“The data that we are missing is the event-free survival benefit. Where is the proof that this improvement in pathologic complete response will actually translate into improved curates for our patients?,” she questioned.
Moving onto the KEYNOTE522 study, patients receiving pembrolizumab plus chemotherapy had a pathologic complete response rate (pCR) 14% greater than those in the placebo group - regardless of PD-L1 status. However, when this data was updated for the FDA ODAC review, it dropped from 14% to 9.2%. By the third interim analyses, it was down to 7.5%
After a 15 and a half month follow-up, the EFS data was presented as 6% higher in the pembrolizumab group than the placebo group. Although, at the median 26.1-month follow-up, the EFS rate looked to be sustained at about 7%, there was broad variability in the probability of these pCR’s predicting EFS success in future analyses. The FDA’s model showed variability of 62%-78%, while the applicants model was 32%-92%.

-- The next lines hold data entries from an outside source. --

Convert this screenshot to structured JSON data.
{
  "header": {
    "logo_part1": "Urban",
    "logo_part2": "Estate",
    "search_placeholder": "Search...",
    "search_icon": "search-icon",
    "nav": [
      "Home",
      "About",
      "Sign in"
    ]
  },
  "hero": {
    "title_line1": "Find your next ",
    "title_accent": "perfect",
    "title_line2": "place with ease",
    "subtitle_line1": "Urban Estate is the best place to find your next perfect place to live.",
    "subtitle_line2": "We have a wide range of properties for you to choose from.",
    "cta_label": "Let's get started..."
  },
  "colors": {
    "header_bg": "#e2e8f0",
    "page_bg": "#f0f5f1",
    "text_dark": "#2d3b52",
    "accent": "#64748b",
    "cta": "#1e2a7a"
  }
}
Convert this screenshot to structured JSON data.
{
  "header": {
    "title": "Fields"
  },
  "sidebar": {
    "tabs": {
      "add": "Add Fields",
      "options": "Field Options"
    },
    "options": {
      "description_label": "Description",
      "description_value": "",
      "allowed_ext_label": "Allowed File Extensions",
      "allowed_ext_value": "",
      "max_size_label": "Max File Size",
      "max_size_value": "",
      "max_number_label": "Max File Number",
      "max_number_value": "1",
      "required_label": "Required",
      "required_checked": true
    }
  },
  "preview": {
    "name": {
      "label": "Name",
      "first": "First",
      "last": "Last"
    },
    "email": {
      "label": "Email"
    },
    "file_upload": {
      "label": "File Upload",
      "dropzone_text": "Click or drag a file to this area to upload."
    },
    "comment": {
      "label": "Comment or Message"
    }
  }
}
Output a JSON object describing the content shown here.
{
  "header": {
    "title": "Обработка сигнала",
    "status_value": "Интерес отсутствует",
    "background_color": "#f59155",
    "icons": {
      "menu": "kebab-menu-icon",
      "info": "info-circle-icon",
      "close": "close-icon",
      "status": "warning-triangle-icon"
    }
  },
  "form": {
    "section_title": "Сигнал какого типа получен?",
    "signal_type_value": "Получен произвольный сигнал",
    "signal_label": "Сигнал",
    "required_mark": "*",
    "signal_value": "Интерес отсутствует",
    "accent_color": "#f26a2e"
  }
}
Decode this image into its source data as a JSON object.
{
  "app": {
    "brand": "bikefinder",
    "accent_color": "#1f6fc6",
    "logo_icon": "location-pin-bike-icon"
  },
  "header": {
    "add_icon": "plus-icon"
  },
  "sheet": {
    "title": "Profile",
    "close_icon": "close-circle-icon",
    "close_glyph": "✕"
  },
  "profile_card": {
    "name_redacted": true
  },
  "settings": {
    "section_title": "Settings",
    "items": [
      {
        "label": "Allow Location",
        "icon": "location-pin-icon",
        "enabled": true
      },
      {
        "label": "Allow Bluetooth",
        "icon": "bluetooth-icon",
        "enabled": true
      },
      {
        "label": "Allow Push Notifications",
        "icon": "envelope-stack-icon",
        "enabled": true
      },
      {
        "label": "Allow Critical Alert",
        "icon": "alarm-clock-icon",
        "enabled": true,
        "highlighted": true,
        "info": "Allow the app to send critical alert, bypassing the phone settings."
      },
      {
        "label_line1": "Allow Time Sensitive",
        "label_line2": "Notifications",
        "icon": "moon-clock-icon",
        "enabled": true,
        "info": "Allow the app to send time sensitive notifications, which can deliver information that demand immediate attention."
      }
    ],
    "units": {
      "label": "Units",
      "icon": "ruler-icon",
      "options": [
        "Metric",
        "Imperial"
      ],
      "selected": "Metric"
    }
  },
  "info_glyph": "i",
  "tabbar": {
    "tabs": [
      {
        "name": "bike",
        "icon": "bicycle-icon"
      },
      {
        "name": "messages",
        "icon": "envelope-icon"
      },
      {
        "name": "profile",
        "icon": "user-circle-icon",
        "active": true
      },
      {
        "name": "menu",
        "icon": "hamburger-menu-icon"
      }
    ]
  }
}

Furthermore, as Dr McArthur states, there are increased toxicities when adding immunotherapy to chemotherapy. Immune-related adverse events (irAES) were higher in the pembrolizumab group than the placebo, with 15% experiencing AE’s of grade 3 or higher and 10% being hospitalized, compared to 2% and 1% in the placebo group, respectively.
Of the 782 patients in the pembrolizumab arm, 15% reported hypothyroidism, 6% reported severe skin reactions, and 3% reported adrenal insufficiency, compared to 6%, 1%, and 0 in the placebo group, respectively.
“Further follow-up is required to better understand the true benefit for our patients. In the interim, until that data is available we have to acknowledge that there is real toxicity with these agents,” added Dr McArthur.
“In the absence of definitive evidence that we are improving cure rates, and in the absence of reliable predictive biomarkers, that predict for both benefit and toxicity, a risk-venefit calculation is not currently possible and thus immunotherapy is not ready for prime-time for patients with early stage triple-negative breast cancer,” she concluded.—Alexandra Graziano